'''

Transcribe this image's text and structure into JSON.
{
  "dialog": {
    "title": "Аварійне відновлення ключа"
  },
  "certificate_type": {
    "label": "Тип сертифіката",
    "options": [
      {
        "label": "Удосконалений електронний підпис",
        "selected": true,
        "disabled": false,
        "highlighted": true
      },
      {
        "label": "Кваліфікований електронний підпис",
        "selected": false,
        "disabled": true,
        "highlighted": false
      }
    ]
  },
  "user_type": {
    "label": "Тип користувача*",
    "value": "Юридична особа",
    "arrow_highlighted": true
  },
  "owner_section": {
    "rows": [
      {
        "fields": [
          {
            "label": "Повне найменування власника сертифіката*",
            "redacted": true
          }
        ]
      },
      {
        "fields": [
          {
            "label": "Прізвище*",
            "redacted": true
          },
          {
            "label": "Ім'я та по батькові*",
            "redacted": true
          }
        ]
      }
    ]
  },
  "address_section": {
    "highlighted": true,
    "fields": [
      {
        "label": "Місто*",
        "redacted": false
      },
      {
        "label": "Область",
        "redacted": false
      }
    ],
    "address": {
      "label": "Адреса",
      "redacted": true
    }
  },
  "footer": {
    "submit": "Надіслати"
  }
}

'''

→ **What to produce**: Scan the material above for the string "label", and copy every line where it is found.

→ **Answer to this task**:
    "label": "Тип сертифіката",
        "label": "Удосконалений електронний підпис",
        "label": "Кваліфікований електронний підпис",
    "label": "Тип користувача*",
            "label": "Повне найменування власника сертифіката*",
            "label": "Прізвище*",
            "label": "Ім'я та по батькові*",
        "label": "Місто*",
        "label": "Область",
      "label": "Адреса",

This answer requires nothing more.